As I stood in the empty upstairs hallway, the scent of Pine-Sol and moving boxes heavy in the air, I felt sad. My eyes fell on the doorway of what had been my son’s bedroom and they welled with tears. I can’t do this, I thought. The reality of selling our first home was overwhelming.
When we bought our first house, we were two 20-something newlyweds who had no business owning a home. We knew practically nothing about DIY projects, and yet, for some reason, we felt qualified to buy a 30-year-old home that needed a lot of work. On the day we closed and were given the keys, we had a zero balance in our bank account, using every penny we could muster to make our dream of owning a home a reality. We were broke, but we owned a center hall colonial with a huge yard.
We moved in and got a crash course in home ownership. In the first two weeks we lived in the house, a freak storm knocked three 30-foot maple trees into our yard. We became friendly with our neighbors quickly as they helped us chainsaw our way through the debris and mess. It became a story that was often recounted at neighborhood barbecues, and that was just one memory of thousands we made in that house on the pear tree-lined street.
For me, that house meant so much more than the fact that it was my first grown-up purchase beyond a car. Because I had moved extensively as a kid (seven times in 12 years), our first home represented the stability that I had never known as a kid. For the first time in my life, I could live in a home and not be told it was time to move on. Everything I owned was finally under a roof where I got to make the rules. I was safe and secure, and I couldn’t wait to make a life there.
It was in that house that I learned practical skills like how to spackle, hang drywall, and paint walls without drip marks. I learned that every home is a money pit and that once you buy a house, romance comes in the form of a new water heater purchased around Valentine’s Day. And I learned that whoever invented wallpaper should be punched in the junk. I stripped seven rooms of godawful wallpaper, and that memory still makes me shudder.
What I loved most about our first home is it’s the place our children called their first home. I trudged my pregnant ass up and down the hardwood staircase and eagerly decorated the nursery. When I arrived home after having our first child, my husband had put a kid-sized rocking chair between the one we rocked on nightly. Our house had become a home, and we had the real pitter-patter of pudgy bare feet on the floors.
For several years, that home was my haven as I found my way through early motherhood. The kitchen walls were spattered with orange baby food and the floors always had a sheen from a thin layer of baby drool and sticky, crawling hands. Our family room was our refuge at the end of the day, the soft place to land when the kids had finally fallen asleep at night, the place where we tried to reconnect after two tiny humans demanded of us all day. The yard is where we took pictures of Halloween costumes and in our Easter best. The bathtub held our squishy wet babies on cold winter nights where the humidity of the bathroom and the bubbles in the bath made us all feel cozy and warm. And the hallway, with it’s well worn hardwood floors, gave way to our nightly chases and tickle-fests before setting down to read books over wet heads smelling of baby shampoo. Every part of that house had a memory, and it was a home filled with love — and a lot of tantrums.

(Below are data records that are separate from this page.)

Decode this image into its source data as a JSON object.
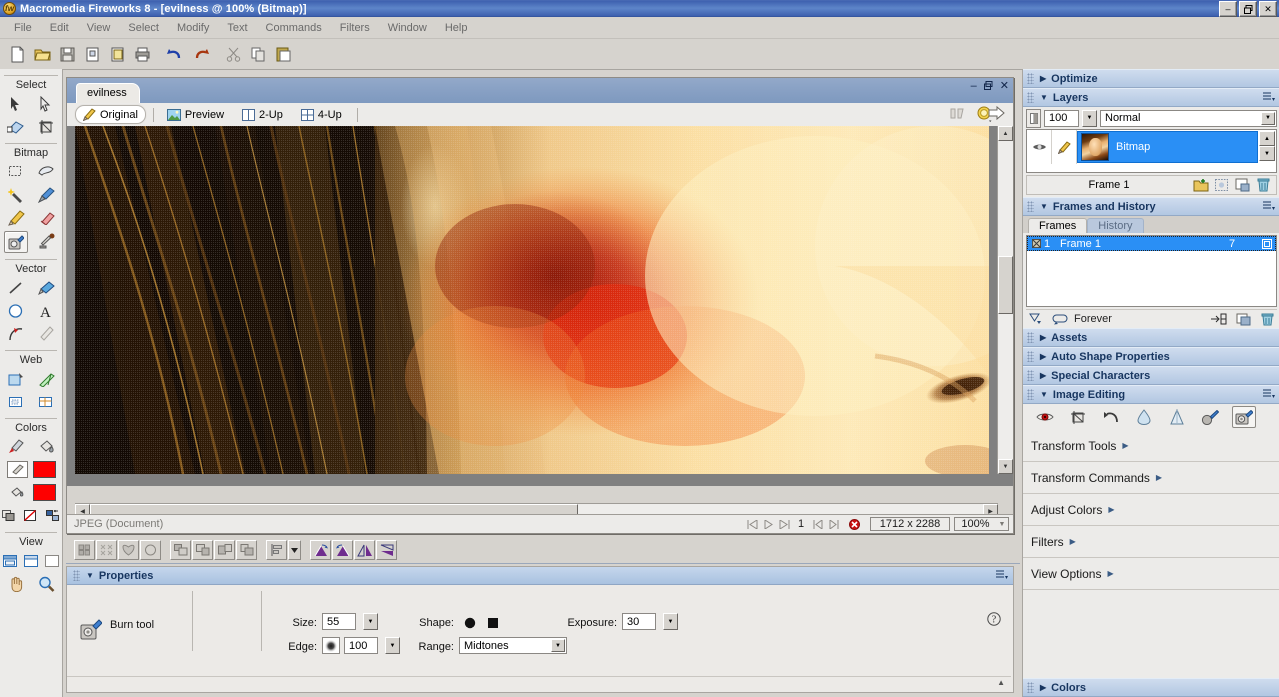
{
  "window": {
    "title": "Macromedia Fireworks 8 - [evilness @ 100% (Bitmap)]",
    "logo_text": "fw",
    "minimize": "–",
    "restore": "❐",
    "close": "✕"
  },
  "menubar": {
    "items": [
      "File",
      "Edit",
      "View",
      "Select",
      "Modify",
      "Text",
      "Commands",
      "Filters",
      "Window",
      "Help"
    ]
  },
  "main_toolbar": {
    "buttons": [
      {
        "name": "new-document-icon",
        "tip": "New"
      },
      {
        "name": "open-folder-icon",
        "tip": "Open"
      },
      {
        "name": "save-icon",
        "tip": "Save"
      },
      {
        "name": "import-icon",
        "tip": "Import"
      },
      {
        "name": "export-icon",
        "tip": "Export"
      },
      {
        "name": "print-icon",
        "tip": "Print"
      },
      {
        "name": "undo-icon",
        "tip": "Undo"
      },
      {
        "name": "redo-icon",
        "tip": "Redo"
      },
      {
        "name": "cut-icon",
        "tip": "Cut"
      },
      {
        "name": "copy-icon",
        "tip": "Copy"
      },
      {
        "name": "paste-icon",
        "tip": "Paste"
      }
    ]
  },
  "tools": {
    "groups": [
      {
        "title": "Select",
        "rows": [
          [
            "pointer-tool-icon",
            "subselection-tool-icon"
          ],
          [
            "scale-tool-icon",
            "crop-tool-icon"
          ]
        ]
      },
      {
        "title": "Bitmap",
        "rows": [
          [
            "marquee-tool-icon",
            "lasso-tool-icon"
          ],
          [
            "magic-wand-tool-icon",
            "brush-tool-icon"
          ],
          [
            "pencil-tool-icon",
            "eraser-tool-icon"
          ],
          [
            "blur-burn-tool-icon",
            "rubber-stamp-tool-icon"
          ]
        ]
      },
      {
        "title": "Vector",
        "rows": [
          [
            "line-tool-icon",
            "vector-path-tool-icon"
          ],
          [
            "ellipse-tool-icon",
            "text-tool-icon"
          ],
          [
            "pen-tool-icon",
            "freeform-tool-icon"
          ]
        ]
      },
      {
        "title": "Web",
        "rows": [
          [
            "hotspot-tool-icon",
            "slice-tool-icon"
          ],
          [
            "hide-slices-icon",
            "show-slices-icon"
          ]
        ]
      },
      {
        "title": "Colors",
        "rows": [
          [
            "eyedropper-tool-icon",
            "paint-bucket-tool-icon"
          ]
        ]
      },
      {
        "title": "View",
        "rows": [
          [
            "full-screen-off-icon",
            "full-screen-menus-icon",
            "full-screen-icon"
          ],
          [
            "hand-tool-icon",
            "zoom-tool-icon"
          ]
        ]
      }
    ],
    "stroke_color": "#fe0000",
    "fill_color": "#fe0000",
    "color_row_icons": [
      "default-colors-icon",
      "no-stroke-or-fill-icon",
      "swap-colors-icon"
    ]
  },
  "document": {
    "tab_label": "evilness",
    "view_tabs": [
      {
        "label": "Original",
        "icon": "pencil-icon",
        "active": true
      },
      {
        "label": "Preview",
        "icon": "image-icon",
        "active": false
      },
      {
        "label": "2-Up",
        "icon": "two-up-icon",
        "active": false
      },
      {
        "label": "4-Up",
        "icon": "four-up-icon",
        "active": false
      }
    ],
    "win_minimize": "–",
    "win_restore": "❐",
    "win_close": "✕",
    "toolbar_right_icons": [
      "hide-slices-icon",
      "quick-export-icon"
    ],
    "status": {
      "file_type": "JPEG (Document)",
      "frame_number": "1",
      "dimensions": "1712 x 2288",
      "zoom": "100%",
      "nav_icons": [
        "first-frame-icon",
        "play-icon",
        "last-frame-icon",
        "prev-frame-icon",
        "next-frame-icon",
        "stop-icon"
      ]
    }
  },
  "align_toolbar": {
    "buttons": [
      "align-left-icon",
      "align-center-horizontal-icon",
      "align-top-icon",
      "align-middle-icon",
      "distribute-widths-icon",
      "distribute-heights-icon",
      "match-width-icon",
      "match-height-icon",
      "align-panel-icon",
      "align-dropdown-icon",
      "rotate-90-cw-icon",
      "rotate-90-ccw-icon",
      "flip-horizontal-icon",
      "flip-vertical-icon"
    ]
  },
  "properties": {
    "title": "Properties",
    "tool_name": "Burn tool",
    "tool_icon": "burn-tool-icon",
    "size_label": "Size:",
    "size_value": "55",
    "edge_label": "Edge:",
    "edge_value": "100",
    "shape_label": "Shape:",
    "shape_options": [
      "circle-shape-icon",
      "square-shape-icon"
    ],
    "range_label": "Range:",
    "range_value": "Midtones",
    "exposure_label": "Exposure:",
    "exposure_value": "30",
    "help_icon": "help-icon"
  },
  "dock": {
    "optimize": {
      "title": "Optimize",
      "expanded": false
    },
    "layers": {
      "title": "Layers",
      "expanded": true,
      "opacity": "100",
      "blend_mode": "Normal",
      "layer_name": "Bitmap",
      "layer_icons": [
        "eye-visibility-icon",
        "lock-edit-icon"
      ],
      "frame_label": "Frame 1",
      "footer_icons": [
        "new-sub-layer-icon",
        "new-bitmap-image-icon",
        "new-layer-icon",
        "delete-layer-icon"
      ]
    },
    "frames_history": {
      "title": "Frames and History",
      "expanded": true,
      "tabs": [
        {
          "label": "Frames",
          "active": true
        },
        {
          "label": "History",
          "active": false
        }
      ],
      "rows": [
        {
          "number": "1",
          "name": "Frame 1",
          "delay": "7"
        }
      ],
      "loop_label": "Forever",
      "footer_icons": [
        "onion-skin-icon",
        "loop-icon",
        "distribute-to-frames-icon",
        "new-frame-icon",
        "delete-frame-icon"
      ]
    },
    "collapsed_panels": [
      {
        "title": "Assets"
      },
      {
        "title": "Auto Shape Properties"
      },
      {
        "title": "Special Characters"
      }
    ],
    "image_editing": {
      "title": "Image Editing",
      "expanded": true,
      "icons": [
        "red-eye-removal-icon",
        "crop-tool-icon",
        "rotate-icon",
        "blur-tool-icon",
        "sharpen-tool-icon",
        "dodge-tool-icon",
        "burn-tool-icon"
      ],
      "selected_index": 6
    },
    "menu_rows": [
      {
        "label": "Transform Tools"
      },
      {
        "label": "Transform Commands"
      },
      {
        "label": "Adjust Colors"
      },
      {
        "label": "Filters"
      },
      {
        "label": "View Options"
      }
    ],
    "colors_panel": {
      "title": "Colors",
      "expanded": false
    }
  }
}
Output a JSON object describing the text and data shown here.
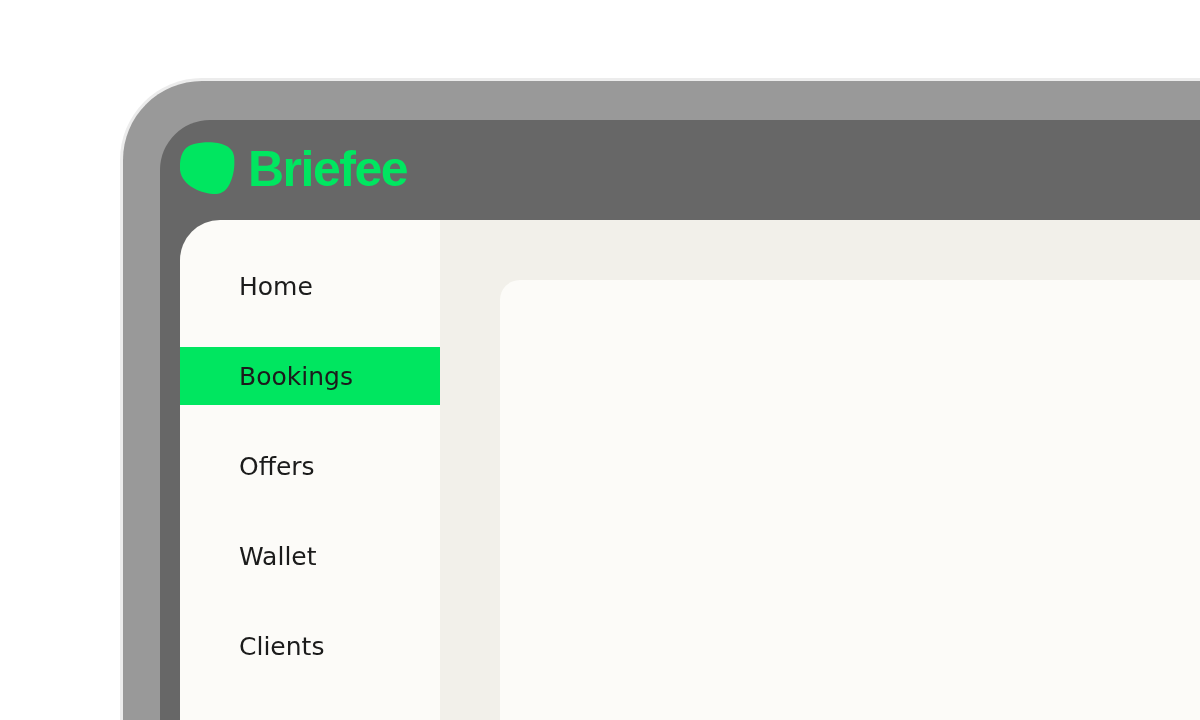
{
  "brand": {
    "name": "Briefee"
  },
  "nav": {
    "items": [
      {
        "label": "Home",
        "selected": false
      },
      {
        "label": "Bookings",
        "selected": true
      },
      {
        "label": "Offers",
        "selected": false
      },
      {
        "label": "Wallet",
        "selected": false
      },
      {
        "label": "Clients",
        "selected": false
      }
    ]
  }
}
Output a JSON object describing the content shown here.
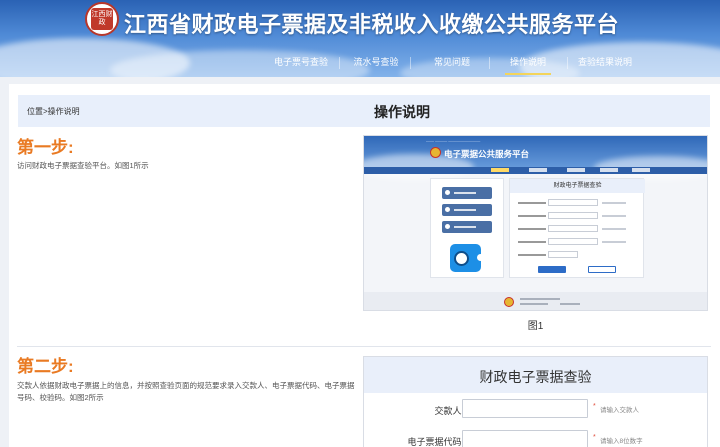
{
  "site": {
    "title": "江西省财政电子票据及非税收入收缴公共服务平台",
    "emblem_text": "江西财政"
  },
  "nav": {
    "items": [
      "电子票号查验",
      "流水号查验",
      "常见问题",
      "操作说明",
      "查验结果说明"
    ],
    "active_index": 3
  },
  "breadcrumb": "位置>操作说明",
  "page_title": "操作说明",
  "steps": [
    {
      "title": "第一步:",
      "text": "访问财政电子票据查验平台。如图1所示"
    },
    {
      "title": "第二步:",
      "text": "交款人依据财政电子票据上的信息，并按照查验页面的规范要求录入交款人、电子票据代码、电子票据号码、校验码。如图2所示"
    }
  ],
  "figure1": {
    "title": "电子票据公共服务平台",
    "form_title": "财政电子票据查验",
    "caption": "图1"
  },
  "figure2": {
    "title": "财政电子票据查验",
    "fields": [
      {
        "label": "交款人:",
        "hint": "请输入交款人",
        "value": ""
      },
      {
        "label": "电子票据代码:",
        "hint": "请输入8位数字",
        "value": ""
      }
    ],
    "required_mark": "*"
  },
  "colors": {
    "accent_orange": "#e97a23",
    "nav_active": "#f3d45b",
    "banner_blue": "#2a62b4"
  }
}
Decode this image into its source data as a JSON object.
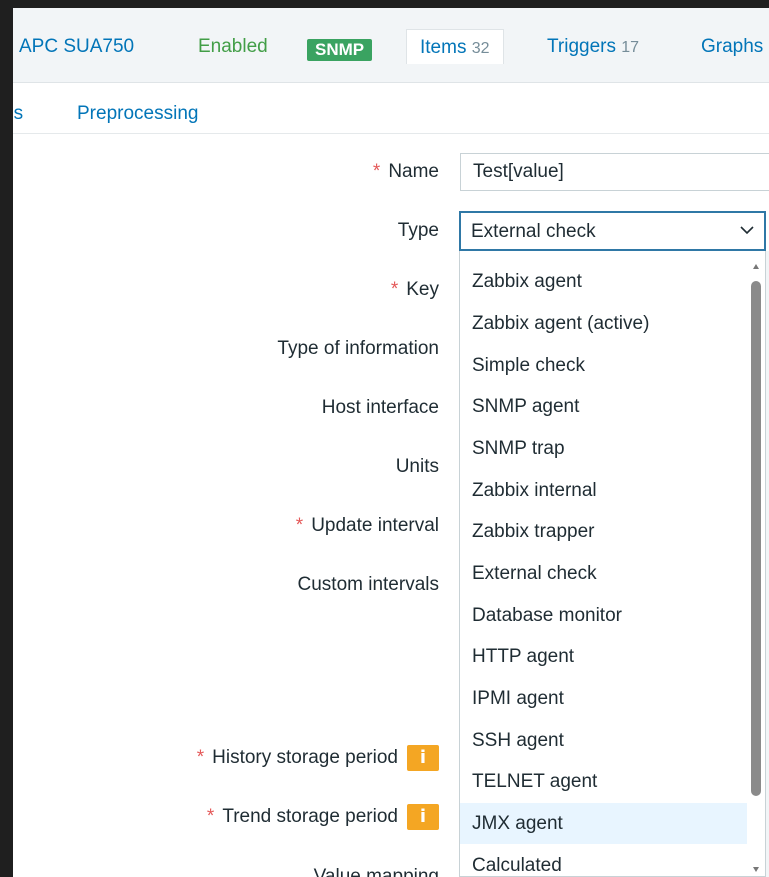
{
  "header": {
    "host": "APC SUA750",
    "status": "Enabled",
    "snmp_badge": "SNMP",
    "tabs": [
      {
        "label": "Items",
        "count": "32"
      },
      {
        "label": "Triggers",
        "count": "17"
      },
      {
        "label": "Graphs",
        "count": ""
      }
    ]
  },
  "subnav": {
    "tags_partial": "gs",
    "preprocessing": "Preprocessing"
  },
  "form": {
    "name_label": "Name",
    "name_value": "Test[value]",
    "type_label": "Type",
    "type_value": "External check",
    "key_label": "Key",
    "type_of_information_label": "Type of information",
    "host_interface_label": "Host interface",
    "units_label": "Units",
    "update_interval_label": "Update interval",
    "custom_intervals_label": "Custom intervals",
    "history_label": "History storage period",
    "trend_label": "Trend storage period",
    "value_mapping_label": "Value mapping",
    "required_mark": "*",
    "info_mark": "i"
  },
  "dropdown": {
    "options": [
      "Zabbix agent",
      "Zabbix agent (active)",
      "Simple check",
      "SNMP agent",
      "SNMP trap",
      "Zabbix internal",
      "Zabbix trapper",
      "External check",
      "Database monitor",
      "HTTP agent",
      "IPMI agent",
      "SSH agent",
      "TELNET agent",
      "JMX agent",
      "Calculated"
    ],
    "highlighted": "JMX agent"
  },
  "colors": {
    "link": "#0275b8",
    "enabled": "#429e47",
    "snmp_badge": "#3aa361",
    "required": "#e45959",
    "info": "#f4a623",
    "highlight": "#e8f5ff"
  }
}
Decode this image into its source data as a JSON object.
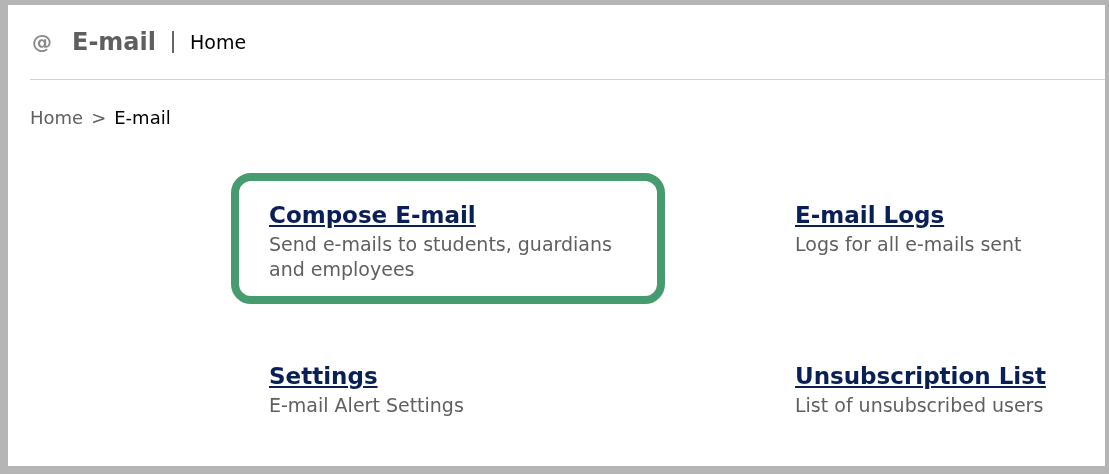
{
  "header": {
    "icon": "@",
    "title": "E-mail",
    "section": "Home"
  },
  "breadcrumb": [
    {
      "label": "Home",
      "current": false
    },
    {
      "label": "E-mail",
      "current": true
    }
  ],
  "breadcrumb_separator": ">",
  "items": [
    {
      "title": "Compose E-mail",
      "description": "Send e-mails to students, guardians and employees",
      "highlighted": true
    },
    {
      "title": "E-mail Logs",
      "description": "Logs for all e-mails sent",
      "highlighted": false
    },
    {
      "title": "Settings",
      "description": "E-mail Alert Settings",
      "highlighted": false
    },
    {
      "title": "Unsubscription List",
      "description": "List of unsubscribed users",
      "highlighted": false
    }
  ]
}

Eventually our young family grew beyond the boundaries of that first home, and we knew we needed to move. More space, we said, better schools. I cried on the day the realtor placed the “For Sale” sign in the yard because I couldn’t imagine being happy in any other house. I found myself wandering the rooms and fingering the walls I’d lovingly painted, taking mental snapshots of our time there. And on that last day, as I stood in the hallway where my son had gleefully taken his first steps, I cried chest-heaving sobs. I had become a mother in that house, and I was sad to see the memories of my children’s first years disappear.
Just as a mother worries she won’t have enough love for a second child, I wondered how I’d ever bond with another home in the way I did with my first home. But the passage of time, the making of thousands more memories, and the three people I love the most have made our current home even more special in ways I couldn’t have imagined. I became a mother in my first home, but we’ve become a family in our new one. And this time, I’m never leaving.